If you want to become a UX/UI designer but have no experience or work degree, the best way to start is by understanding how others work. This doesn’t mean copying other people’s work, but rather getting inspired by what you see. 

The habit of looking at the work of designers you admire is very productive at the beginning of your journey. You will learn to pay attention to certain details, understand how designers use different styles and elements, and – eventually – find your own style.

There are plenty of resources you can use, starting with platforms such as Behance, Dribbble, or Awwwards. This practice will help you position yourself on the design track and become aware of key trends in design.

 

Step 5: Find mentors 

Experienced designers are usually busy and might have very little free time. Don’t ask them to teach you the ins and outs of Sketch or help you build your career in design. This takes way too much time. 

Instead, find mentors who are already sharing their expertise in the form of blog articles, vlogs, and social network accounts. Subscribe to the channels curated by top designers that you like. Watch what they’re doing – what new programs they study and which conferences they go to. 

 

Step 6: Take a course

While some people prefer to learn the secrets of a new profession at home through self-educating, others can benefit a lot from target online courses that teach the foundation of design.

If you’d like to take a course, research the company or school providing it first – check the reviews, comments, and ratings to understand how popular it is and whether it really helps graduates to launch a career in design.

 

Step 7: Create your portfolio 

Lastly, you need to create a portfolio that shows off your skills. This is a must-have if you want to start looking for a job as a UX/UI designer. 

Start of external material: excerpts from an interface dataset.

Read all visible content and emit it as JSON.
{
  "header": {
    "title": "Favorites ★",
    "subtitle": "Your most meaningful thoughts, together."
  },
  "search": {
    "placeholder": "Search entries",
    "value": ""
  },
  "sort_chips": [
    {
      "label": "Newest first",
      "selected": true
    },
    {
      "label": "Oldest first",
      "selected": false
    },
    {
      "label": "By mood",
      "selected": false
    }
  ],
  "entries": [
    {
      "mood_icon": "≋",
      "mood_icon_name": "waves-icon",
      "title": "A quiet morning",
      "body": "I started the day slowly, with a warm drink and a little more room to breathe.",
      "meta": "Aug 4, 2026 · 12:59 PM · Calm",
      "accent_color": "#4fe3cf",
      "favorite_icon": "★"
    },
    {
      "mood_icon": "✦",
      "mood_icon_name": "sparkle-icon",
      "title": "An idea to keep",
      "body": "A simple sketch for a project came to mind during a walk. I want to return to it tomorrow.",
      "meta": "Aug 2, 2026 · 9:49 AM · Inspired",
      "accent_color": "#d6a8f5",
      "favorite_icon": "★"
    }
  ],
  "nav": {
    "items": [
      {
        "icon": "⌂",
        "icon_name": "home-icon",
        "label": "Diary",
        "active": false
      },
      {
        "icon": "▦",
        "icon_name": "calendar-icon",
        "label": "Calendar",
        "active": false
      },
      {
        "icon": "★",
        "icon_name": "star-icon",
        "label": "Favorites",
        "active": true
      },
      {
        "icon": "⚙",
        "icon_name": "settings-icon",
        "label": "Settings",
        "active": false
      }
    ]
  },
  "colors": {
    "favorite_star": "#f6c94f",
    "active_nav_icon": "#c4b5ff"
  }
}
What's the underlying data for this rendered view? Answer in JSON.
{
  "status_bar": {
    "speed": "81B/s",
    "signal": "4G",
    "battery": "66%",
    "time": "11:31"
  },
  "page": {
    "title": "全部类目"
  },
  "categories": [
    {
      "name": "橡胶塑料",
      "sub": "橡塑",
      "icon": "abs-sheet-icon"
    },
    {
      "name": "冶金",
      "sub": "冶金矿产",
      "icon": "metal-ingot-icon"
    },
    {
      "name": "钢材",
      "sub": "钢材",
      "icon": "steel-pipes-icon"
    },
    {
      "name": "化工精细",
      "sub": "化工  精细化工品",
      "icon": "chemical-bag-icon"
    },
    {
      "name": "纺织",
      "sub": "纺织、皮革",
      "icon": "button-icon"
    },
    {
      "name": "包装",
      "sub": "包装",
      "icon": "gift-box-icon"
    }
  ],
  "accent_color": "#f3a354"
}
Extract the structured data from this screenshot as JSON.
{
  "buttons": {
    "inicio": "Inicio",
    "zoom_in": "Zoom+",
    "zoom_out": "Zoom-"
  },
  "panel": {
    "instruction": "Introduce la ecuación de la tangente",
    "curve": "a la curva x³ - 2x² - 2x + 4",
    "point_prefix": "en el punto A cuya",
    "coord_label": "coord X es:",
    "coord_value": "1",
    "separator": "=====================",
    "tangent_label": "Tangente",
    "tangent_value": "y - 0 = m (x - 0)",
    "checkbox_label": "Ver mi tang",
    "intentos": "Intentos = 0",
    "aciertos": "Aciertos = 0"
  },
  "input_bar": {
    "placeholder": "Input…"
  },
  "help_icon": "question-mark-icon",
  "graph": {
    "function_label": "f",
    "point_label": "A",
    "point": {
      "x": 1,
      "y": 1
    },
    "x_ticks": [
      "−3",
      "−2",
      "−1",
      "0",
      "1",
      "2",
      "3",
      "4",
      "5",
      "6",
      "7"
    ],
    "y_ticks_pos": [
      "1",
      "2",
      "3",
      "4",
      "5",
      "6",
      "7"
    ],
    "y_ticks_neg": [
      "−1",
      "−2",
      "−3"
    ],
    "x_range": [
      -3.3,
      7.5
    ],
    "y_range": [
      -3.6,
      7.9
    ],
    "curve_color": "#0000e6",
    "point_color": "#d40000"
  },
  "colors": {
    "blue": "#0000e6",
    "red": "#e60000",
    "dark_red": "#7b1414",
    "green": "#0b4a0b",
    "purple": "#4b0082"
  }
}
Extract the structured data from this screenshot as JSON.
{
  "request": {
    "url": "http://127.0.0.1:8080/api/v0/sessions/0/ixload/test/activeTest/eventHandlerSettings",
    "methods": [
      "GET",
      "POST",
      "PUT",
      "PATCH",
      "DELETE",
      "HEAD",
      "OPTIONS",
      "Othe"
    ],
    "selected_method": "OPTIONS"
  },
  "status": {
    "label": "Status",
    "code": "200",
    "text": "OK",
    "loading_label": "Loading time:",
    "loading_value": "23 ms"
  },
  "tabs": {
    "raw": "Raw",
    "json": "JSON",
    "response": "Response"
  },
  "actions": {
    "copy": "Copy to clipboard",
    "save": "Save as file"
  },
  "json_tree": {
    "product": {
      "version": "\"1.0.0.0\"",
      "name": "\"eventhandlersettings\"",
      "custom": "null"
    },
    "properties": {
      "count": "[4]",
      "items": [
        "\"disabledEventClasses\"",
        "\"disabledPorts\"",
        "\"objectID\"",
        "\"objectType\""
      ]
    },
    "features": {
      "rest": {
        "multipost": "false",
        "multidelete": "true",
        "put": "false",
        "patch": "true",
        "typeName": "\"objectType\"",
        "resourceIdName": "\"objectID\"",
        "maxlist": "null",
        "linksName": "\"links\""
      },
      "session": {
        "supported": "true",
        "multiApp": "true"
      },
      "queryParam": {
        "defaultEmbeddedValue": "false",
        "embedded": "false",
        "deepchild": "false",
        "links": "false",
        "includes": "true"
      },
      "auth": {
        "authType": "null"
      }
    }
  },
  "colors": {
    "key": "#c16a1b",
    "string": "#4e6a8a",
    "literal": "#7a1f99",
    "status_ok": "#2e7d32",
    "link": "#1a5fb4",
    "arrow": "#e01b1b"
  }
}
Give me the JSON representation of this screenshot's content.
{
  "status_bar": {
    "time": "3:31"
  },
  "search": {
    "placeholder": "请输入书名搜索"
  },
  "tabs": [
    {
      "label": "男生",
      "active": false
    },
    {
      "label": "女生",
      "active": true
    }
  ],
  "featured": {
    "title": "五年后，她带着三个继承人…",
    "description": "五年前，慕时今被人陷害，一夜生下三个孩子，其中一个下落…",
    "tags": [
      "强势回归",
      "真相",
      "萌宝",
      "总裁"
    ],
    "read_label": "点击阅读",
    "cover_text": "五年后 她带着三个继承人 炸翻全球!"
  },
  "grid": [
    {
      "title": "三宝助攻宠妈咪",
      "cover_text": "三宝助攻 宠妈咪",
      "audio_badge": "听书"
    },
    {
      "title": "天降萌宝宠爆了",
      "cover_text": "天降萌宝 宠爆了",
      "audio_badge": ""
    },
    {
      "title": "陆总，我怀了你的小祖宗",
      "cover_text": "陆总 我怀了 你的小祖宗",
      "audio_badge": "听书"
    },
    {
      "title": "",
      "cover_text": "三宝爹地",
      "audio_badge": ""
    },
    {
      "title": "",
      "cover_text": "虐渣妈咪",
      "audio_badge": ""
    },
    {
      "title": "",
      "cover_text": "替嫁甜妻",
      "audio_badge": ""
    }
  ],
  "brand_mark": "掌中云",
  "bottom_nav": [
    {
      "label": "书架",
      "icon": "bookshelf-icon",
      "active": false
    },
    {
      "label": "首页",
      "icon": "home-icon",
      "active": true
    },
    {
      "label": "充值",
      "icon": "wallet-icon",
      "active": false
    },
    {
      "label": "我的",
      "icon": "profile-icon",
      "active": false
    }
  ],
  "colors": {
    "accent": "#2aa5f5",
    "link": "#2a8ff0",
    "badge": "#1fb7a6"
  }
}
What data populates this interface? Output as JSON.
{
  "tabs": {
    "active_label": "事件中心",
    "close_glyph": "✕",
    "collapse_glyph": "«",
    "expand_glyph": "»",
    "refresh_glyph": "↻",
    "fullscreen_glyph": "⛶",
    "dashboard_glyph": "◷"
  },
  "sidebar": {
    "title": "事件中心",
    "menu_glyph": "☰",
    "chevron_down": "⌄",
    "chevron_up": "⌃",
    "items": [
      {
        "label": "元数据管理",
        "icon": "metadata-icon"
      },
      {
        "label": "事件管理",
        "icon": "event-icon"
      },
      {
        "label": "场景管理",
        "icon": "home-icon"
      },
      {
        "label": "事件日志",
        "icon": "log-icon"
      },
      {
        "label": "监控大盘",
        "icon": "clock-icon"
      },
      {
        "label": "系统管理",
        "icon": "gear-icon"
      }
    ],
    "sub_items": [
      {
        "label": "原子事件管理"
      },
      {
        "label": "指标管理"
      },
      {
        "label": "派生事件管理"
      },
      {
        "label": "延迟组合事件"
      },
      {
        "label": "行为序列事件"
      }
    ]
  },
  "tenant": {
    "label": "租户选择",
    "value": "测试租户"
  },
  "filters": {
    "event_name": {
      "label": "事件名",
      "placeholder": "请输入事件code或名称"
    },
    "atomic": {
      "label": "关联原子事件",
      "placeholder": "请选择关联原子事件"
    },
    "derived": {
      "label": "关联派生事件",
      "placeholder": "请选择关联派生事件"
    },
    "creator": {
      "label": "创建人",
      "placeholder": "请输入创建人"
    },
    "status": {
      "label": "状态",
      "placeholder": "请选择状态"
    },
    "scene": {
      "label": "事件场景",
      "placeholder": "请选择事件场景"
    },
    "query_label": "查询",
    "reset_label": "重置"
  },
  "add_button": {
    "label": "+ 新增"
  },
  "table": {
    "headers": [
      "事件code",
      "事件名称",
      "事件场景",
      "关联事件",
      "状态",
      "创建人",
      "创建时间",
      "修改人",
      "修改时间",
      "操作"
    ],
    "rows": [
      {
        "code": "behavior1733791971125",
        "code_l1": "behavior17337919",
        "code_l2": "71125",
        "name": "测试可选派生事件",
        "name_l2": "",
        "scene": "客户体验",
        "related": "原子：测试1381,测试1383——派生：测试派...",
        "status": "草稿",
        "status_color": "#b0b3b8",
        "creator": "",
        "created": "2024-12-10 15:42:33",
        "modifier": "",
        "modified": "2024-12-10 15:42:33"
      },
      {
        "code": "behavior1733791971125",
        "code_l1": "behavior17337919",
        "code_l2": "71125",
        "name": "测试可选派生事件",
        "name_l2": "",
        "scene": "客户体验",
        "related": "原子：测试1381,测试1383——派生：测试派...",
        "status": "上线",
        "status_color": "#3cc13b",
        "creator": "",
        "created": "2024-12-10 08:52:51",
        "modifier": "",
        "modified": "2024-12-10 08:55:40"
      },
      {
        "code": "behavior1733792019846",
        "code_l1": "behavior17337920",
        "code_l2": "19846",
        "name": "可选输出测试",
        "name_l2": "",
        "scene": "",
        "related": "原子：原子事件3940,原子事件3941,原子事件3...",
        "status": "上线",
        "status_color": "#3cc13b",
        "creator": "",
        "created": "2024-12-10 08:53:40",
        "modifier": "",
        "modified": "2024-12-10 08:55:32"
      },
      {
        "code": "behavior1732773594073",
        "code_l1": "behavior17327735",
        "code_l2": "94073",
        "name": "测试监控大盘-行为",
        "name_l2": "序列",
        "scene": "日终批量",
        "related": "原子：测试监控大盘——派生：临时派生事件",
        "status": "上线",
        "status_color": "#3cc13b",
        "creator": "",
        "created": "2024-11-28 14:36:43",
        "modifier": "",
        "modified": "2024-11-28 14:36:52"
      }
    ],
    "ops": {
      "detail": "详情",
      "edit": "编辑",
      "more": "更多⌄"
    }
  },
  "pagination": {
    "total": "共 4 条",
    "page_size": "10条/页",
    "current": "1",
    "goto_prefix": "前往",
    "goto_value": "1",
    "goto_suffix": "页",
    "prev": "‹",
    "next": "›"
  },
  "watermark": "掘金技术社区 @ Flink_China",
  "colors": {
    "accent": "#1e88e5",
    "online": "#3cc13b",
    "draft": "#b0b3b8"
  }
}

For a designer, a portfolio works as a business card and resume in one. By looking at it, the employer will instantly know whether to start the interviewing process or choose another candidate who is a better fit.

You don’t need to have your own website. If you’re a beginner, you can simply register to an online platform and set up your page there. Behance and Dribbble are both great for beginners. 

 

Conclusion

If you’re interested in UI and UX design, here’s some good news: we’re seeing a strong market for these skills at the moment. Develop solid technical and design, work on your soft skills, and research the newest design trends – that’s how you can enter the career path of a UX/UI designer.

If you’d like to learn more about building a career in the tech industry, keep a close eye on our blog – our experts share a lot of insights about how to find the best opportunities for a successful career.